» What is needed: Give back the records in their entirety, exactly.

(Beginning of Raw data)

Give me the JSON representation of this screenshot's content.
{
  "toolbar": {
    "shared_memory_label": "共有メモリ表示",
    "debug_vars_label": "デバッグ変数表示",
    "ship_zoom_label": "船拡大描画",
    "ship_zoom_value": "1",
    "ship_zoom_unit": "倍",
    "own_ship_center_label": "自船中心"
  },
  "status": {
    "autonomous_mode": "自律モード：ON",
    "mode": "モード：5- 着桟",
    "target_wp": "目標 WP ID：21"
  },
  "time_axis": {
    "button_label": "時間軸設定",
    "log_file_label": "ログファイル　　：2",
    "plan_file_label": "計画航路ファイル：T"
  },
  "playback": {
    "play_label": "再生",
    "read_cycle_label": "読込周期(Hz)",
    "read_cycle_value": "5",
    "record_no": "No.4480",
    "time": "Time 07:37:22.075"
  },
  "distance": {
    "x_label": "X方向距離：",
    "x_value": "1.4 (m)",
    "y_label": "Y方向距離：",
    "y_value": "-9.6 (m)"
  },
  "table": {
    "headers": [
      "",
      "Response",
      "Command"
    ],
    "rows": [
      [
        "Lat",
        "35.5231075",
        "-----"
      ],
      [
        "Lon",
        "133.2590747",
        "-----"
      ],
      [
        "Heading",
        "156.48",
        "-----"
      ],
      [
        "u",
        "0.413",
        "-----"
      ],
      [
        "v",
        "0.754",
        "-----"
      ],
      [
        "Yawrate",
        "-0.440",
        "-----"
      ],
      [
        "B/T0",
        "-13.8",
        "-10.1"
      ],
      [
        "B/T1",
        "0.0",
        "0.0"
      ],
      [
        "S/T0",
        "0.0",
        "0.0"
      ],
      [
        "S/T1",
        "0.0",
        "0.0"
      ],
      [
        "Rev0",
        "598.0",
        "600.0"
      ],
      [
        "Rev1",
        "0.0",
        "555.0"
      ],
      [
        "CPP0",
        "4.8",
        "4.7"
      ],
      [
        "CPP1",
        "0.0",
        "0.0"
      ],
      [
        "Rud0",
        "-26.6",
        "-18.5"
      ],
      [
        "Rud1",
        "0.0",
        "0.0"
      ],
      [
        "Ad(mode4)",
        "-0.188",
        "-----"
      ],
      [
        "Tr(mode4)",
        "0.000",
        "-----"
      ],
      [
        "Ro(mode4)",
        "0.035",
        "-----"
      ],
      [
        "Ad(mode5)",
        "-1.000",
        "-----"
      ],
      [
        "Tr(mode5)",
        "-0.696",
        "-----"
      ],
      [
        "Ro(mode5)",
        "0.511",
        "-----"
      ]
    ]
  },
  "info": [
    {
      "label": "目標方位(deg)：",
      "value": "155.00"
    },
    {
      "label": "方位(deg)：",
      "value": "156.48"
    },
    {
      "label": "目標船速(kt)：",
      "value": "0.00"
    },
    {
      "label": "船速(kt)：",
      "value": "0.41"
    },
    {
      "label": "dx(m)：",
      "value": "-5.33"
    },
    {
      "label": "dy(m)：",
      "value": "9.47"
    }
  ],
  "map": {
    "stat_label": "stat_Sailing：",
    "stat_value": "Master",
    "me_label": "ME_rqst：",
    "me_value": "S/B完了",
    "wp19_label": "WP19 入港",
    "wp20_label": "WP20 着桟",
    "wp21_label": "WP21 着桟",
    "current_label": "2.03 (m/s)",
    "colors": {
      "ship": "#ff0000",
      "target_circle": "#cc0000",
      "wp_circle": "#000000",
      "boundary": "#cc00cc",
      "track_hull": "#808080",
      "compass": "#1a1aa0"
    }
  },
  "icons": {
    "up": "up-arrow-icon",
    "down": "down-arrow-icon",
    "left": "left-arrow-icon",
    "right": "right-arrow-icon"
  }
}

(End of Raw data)

» The completed task:
Give me the JSON representation of this screenshot's content.
{
  "toolbar": {
    "shared_memory_label": "共有メモリ表示",
    "debug_vars_label": "デバッグ変数表示",
    "ship_zoom_label": "船拡大描画",
    "ship_zoom_value": "1",
    "ship_zoom_unit": "倍",
    "own_ship_center_label": "自船中心"
  },
  "status": {
    "autonomous_mode": "自律モード：ON",
    "mode": "モード：5- 着桟",
    "target_wp": "目標 WP ID：21"
  },
  "time_axis": {
    "button_label": "時間軸設定",
    "log_file_label": "ログファイル　　：2",
    "plan_file_label": "計画航路ファイル：T"
  },
  "playback": {
    "play_label": "再生",
    "read_cycle_label": "読込周期(Hz)",
    "read_cycle_value": "5",
    "record_no": "No.4480",
    "time": "Time 07:37:22.075"
  },
  "distance": {
    "x_label": "X方向距離：",
    "x_value": "1.4 (m)",
    "y_label": "Y方向距離：",
    "y_value": "-9.6 (m)"
  },
  "table": {
    "headers": [
      "",
      "Response",
      "Command"
    ],
    "rows": [
      [
        "Lat",
        "35.5231075",
        "-----"
      ],
      [
        "Lon",
        "133.2590747",
        "-----"
      ],
      [
        "Heading",
        "156.48",
        "-----"
      ],
      [
        "u",
        "0.413",
        "-----"
      ],
      [
        "v",
        "0.754",
        "-----"
      ],
      [
        "Yawrate",
        "-0.440",
        "-----"
      ],
      [
        "B/T0",
        "-13.8",
        "-10.1"
      ],
      [
        "B/T1",
        "0.0",
        "0.0"
      ],
      [
        "S/T0",
        "0.0",
        "0.0"
      ],
      [
        "S/T1",
        "0.0",
        "0.0"
      ],
      [
        "Rev0",
        "598.0",
        "600.0"
      ],
      [
        "Rev1",
        "0.0",
        "555.0"
      ],
      [
        "CPP0",
        "4.8",
        "4.7"
      ],
      [
        "CPP1",
        "0.0",
        "0.0"
      ],
      [
        "Rud0",
        "-26.6",
        "-18.5"
      ],
      [
        "Rud1",
        "0.0",
        "0.0"
      ],
      [
        "Ad(mode4)",
        "-0.188",
        "-----"
      ],
      [
        "Tr(mode4)",
        "0.000",
        "-----"
      ],
      [
        "Ro(mode4)",
        "0.035",
        "-----"
      ],
      [
        "Ad(mode5)",
        "-1.000",
        "-----"
      ],
      [
        "Tr(mode5)",
        "-0.696",
        "-----"
      ],
      [
        "Ro(mode5)",
        "0.511",
        "-----"
      ]
    ]
  },
  "info": [
    {
      "label": "目標方位(deg)：",
      "value": "155.00"
    },
    {
      "label": "方位(deg)：",
      "value": "156.48"
    },
    {
      "label": "目標船速(kt)：",
      "value": "0.00"
    },
    {
      "label": "船速(kt)：",
      "value": "0.41"
    },
    {
      "label": "dx(m)：",
      "value": "-5.33"
    },
    {
      "label": "dy(m)：",
      "value": "9.47"
    }
  ],
  "map": {
    "stat_label": "stat_Sailing：",
    "stat_value": "Master",
    "me_label": "ME_rqst：",
    "me_value": "S/B完了",
    "wp19_label": "WP19 入港",
    "wp20_label": "WP20 着桟",
    "wp21_label": "WP21 着桟",
    "current_label": "2.03 (m/s)",
    "colors": {
      "ship": "#ff0000",
      "target_circle": "#cc0000",
      "wp_circle": "#000000",
      "boundary": "#cc00cc",
      "track_hull": "#808080",
      "compass": "#1a1aa0"
    }
  },
  "icons": {
    "up": "up-arrow-icon",
    "down": "down-arrow-icon",
    "left": "left-arrow-icon",
    "right": "right-arrow-icon"
  }
}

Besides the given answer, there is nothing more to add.